One of the great things a “loving leader” brings to the table is the ability to hold onto a strong optimistic mindset when the going gets tough. In times of change and uncertainty, people like to look for comfort in their leaders, thus, as a leader you can use your optimism to make your team feel safe and motivated. Looking back at the recent shift to remote work, the leaders that embraced the hybrid work model and looked for the positive in the situation, ended up with happier and more motivated teams. By embracing change with a positive outlook, they created an environment where everyone felt supported and excited to tackle new challenges together.

Being generous with your time is a key aspect of demonstrating love and care for your team members. When business picks up, it’s easy to get caught up in your priority tasks, but taking the time to support colleagues can have a significant impact on team productivity and morale. Sharing even just a small amount of time can save others valuable time. 10 minutes of your time might save a team member 1 hour of their time. Recognizing and acting on this fosters a culture of collaboration and mutual support. Leading by example in this regard encourages a reciprocal attitude among team members, creating a more harmonious and efficient work environment.

To practice ‘being loving, your daily reflection might look like this:

  • Who would benefit from 10 minutes of my time today?
  • Who might benefit from some additional resources?
  • What’s the positive message I want to share throughout the day?
  • What’s a small act of kindness I can do today?

Problem Solving Through Generous Leadership

The final key value to generosity is its impact on problem-solving. Generous leaders prioritize supporting their peers and team members, which fosters a collaborative environment where issues are addressed efficiently and effectively.  

Generosity fosters an environment of trust. When team members feel supported and valued, they’re more likely to openly share ideas and perspectives without fear of judgment. This creates a diverse pool of perspectives to draw from when problem-solving, leading to more creative and innovative solutions. Additionally, generous leaders are often more willing to listen and consider others’ viewpoints, which can lead to more inclusive decision-making processes and ultimately better problem-solving outcomes.

While resources may be limited, strategic generosity can still make a significant difference in supporting others’ development and fostering self-reliance—the greatest give you can give another person is to help them become self-reliant.

Overall, generosity promotes a culture of teamwork and cooperation, which are essential ingredients for effective problem-solving.

To practice increasing your problem solving skills, your daily reflection might look like this:

  • What recurring issue is creating an obstacle right now? What would be the impact of resolving this issue?
  • Who can I pull together to brainstorm solutions?
  • Who might benefit from getting the opportunity to lead a problem-solving effort?
  • Whose diverse perspective do I need to seek out today?

A beautiful sentiment of generosity is wrapped up nicely in this quote by Nelson Henderson, “The true meaning of life is to plant trees, under whose shade you do not expect to sit.”
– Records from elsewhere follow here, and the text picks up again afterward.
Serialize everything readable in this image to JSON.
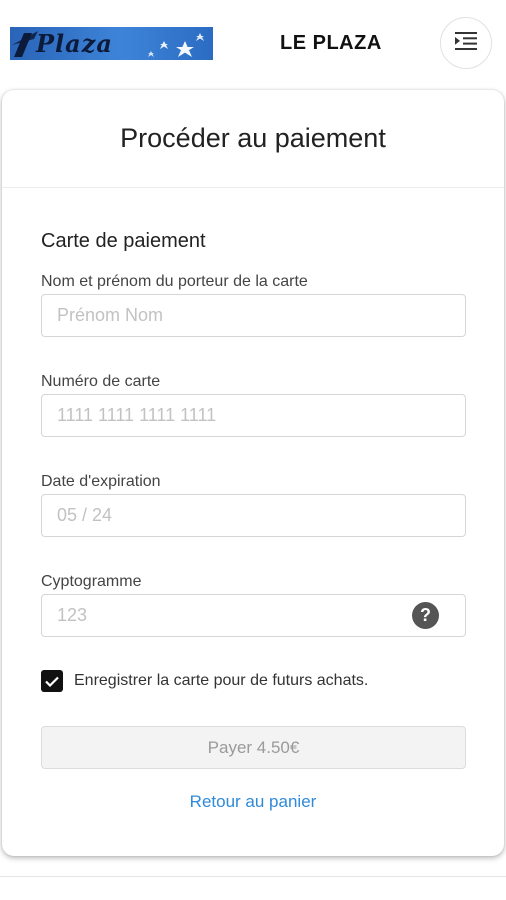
{
  "header": {
    "logo_text": "Plaza",
    "title": "LE PLAZA",
    "menu_icon": "menu-indent-icon"
  },
  "page": {
    "title": "Procéder au paiement",
    "section_title": "Carte de paiement"
  },
  "form": {
    "holder": {
      "label": "Nom et prénom du porteur de la carte",
      "placeholder": "Prénom Nom",
      "value": ""
    },
    "number": {
      "label": "Numéro de carte",
      "placeholder": "1111 1111 1111 1111",
      "value": ""
    },
    "expiry": {
      "label": "Date d'expiration",
      "placeholder": "05 / 24",
      "value": ""
    },
    "cvv": {
      "label": "Cyptogramme",
      "placeholder": "123",
      "value": "",
      "help_icon": "question-circle-icon"
    },
    "save_card": {
      "label": "Enregistrer la carte pour de futurs achats.",
      "checked": true
    }
  },
  "actions": {
    "pay_label": "Payer 4.50€",
    "back_label": "Retour au panier"
  },
  "colors": {
    "link": "#2f8ad8",
    "logo_blue": "#3d84d8",
    "checkbox": "#111111"
  }
}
Generosity in leadership is about putting others above yourself without expecting anything in return.  Interestingly enough, when we don’t expect anything in return, we tend to get much higher returns!
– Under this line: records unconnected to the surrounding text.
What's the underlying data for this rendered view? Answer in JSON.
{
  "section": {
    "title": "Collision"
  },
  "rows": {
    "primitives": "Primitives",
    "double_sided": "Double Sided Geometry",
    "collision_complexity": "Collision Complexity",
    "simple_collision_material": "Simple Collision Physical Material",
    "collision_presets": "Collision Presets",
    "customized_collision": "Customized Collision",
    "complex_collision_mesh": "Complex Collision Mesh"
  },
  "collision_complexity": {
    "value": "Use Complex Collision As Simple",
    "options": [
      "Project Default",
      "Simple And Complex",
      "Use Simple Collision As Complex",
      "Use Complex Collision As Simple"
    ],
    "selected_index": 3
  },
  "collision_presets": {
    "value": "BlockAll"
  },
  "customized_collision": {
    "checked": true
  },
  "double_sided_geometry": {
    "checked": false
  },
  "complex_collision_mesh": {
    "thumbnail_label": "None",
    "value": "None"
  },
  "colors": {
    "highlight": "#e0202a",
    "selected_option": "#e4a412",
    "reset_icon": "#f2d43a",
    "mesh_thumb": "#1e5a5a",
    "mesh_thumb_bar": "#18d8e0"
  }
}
If you could quickly boost team collaboration, increase creative problem solving and innovation, improve talent utilization and retention, how would that impact your business? How could upping your generosity make you a better leader? If you want to learn more about how RQ can help your leadership, check out our leadership development workshops.

To practice being more generous, your daily reflection might look like this:

  • What does generosity look like for me?
  • What prevents me from being generous?
  • How do I feel when I am being generous? When I am not being generous?
  • What’s the bigger impact I can have if I demonstrate more generosity?